Motivo’s HARVEST tractor brings 21st century capabilities. It can use multiple energy sources including solar panels and micro wind turbines, or the grid, to power not only implements but also serve as a mobile communications platform for farmers and those who live in remote communities.
Among Motivo’s many auto industry programs is this Class 8 tractor being retrofitted for SAE Level 4 autonomy testing. The company’s clients are evaluating various autonomous strategies and utilize Motivo’s diverse engineering capabilities that span software, controls, electrical and mechanical engineering for rapid evaluation and development. Photo: Motivo
According to Penmetsa, two prototypes have been field tested and he is optimistic that a large pilot fleet will provide further, more detailed evaluation of this clever, do-it-all unit.
Currently around 60% of Motivo’s business is on the mobility side including aerospace. Within the other 20 - 30%, robotics/automation and Agtech projects are growing fast. Penmetsa expects Mobility to become a smaller slice of the pie.
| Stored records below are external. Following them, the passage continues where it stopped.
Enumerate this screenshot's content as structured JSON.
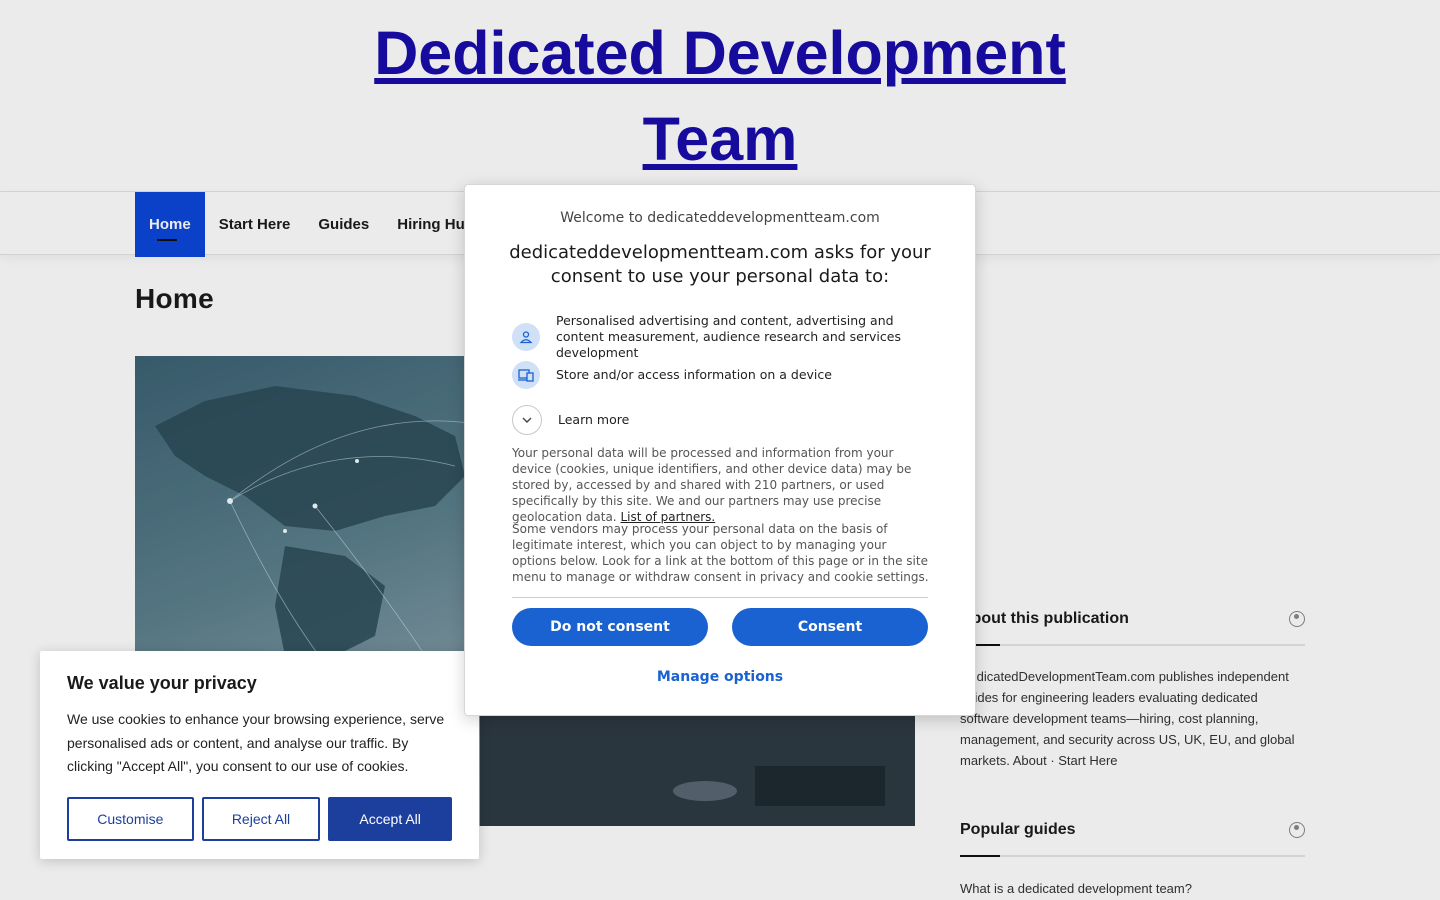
{
  "site": {
    "title": "Dedicated Development Team"
  },
  "nav": {
    "items": [
      "Home",
      "Start Here",
      "Guides",
      "Hiring Hub"
    ]
  },
  "page": {
    "title": "Home"
  },
  "sidebar": {
    "about_title": "About this publication",
    "about_text": "DedicatedDevelopmentTeam.com publishes independent guides for engineering leaders evaluating dedicated software development teams—hiring, cost planning, management, and security across US, UK, EU, and global markets. About · Start Here",
    "popular_title": "Popular guides",
    "popular_first": "What is a dedicated development team?"
  },
  "cookie_banner": {
    "title": "We value your privacy",
    "text": "We use cookies to enhance your browsing experience, serve personalised ads or content, and analyse our traffic. By clicking \"Accept All\", you consent to our use of cookies.",
    "customise": "Customise",
    "reject": "Reject All",
    "accept": "Accept All"
  },
  "consent_modal": {
    "welcome": "Welcome to dedicateddevelopmentteam.com",
    "heading": "dedicateddevelopmentteam.com asks for your consent to use your personal data to:",
    "purpose1": "Personalised advertising and content, advertising and content measurement, audience research and services development",
    "purpose2": "Store and/or access information on a device",
    "learn_more": "Learn more",
    "para1": "Your personal data will be processed and information from your device (cookies, unique identifiers, and other device data) may be stored by, accessed by and shared with 210 partners, or used specifically by this site. We and our partners may use precise geolocation data.",
    "partners_link": "List of partners.",
    "para2": "Some vendors may process your personal data on the basis of legitimate interest, which you can object to by managing your options below. Look for a link at the bottom of this page or in the site menu to manage or withdraw consent in privacy and cookie settings.",
    "do_not_consent": "Do not consent",
    "consent": "Consent",
    "manage": "Manage options"
  },
  "colors": {
    "nav_active": "#0d47d9",
    "consent_blue": "#1a62d1",
    "banner_blue": "#1c3f9e",
    "title_link": "#1a0dab"
  }
}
“We apply our insights to line up with where the technologies will be five years from now," he said. “If you’re too early, you end up too expensive and too niche. But if you’re too late, the competition will engulf you. And your competition these days may not even exist yet."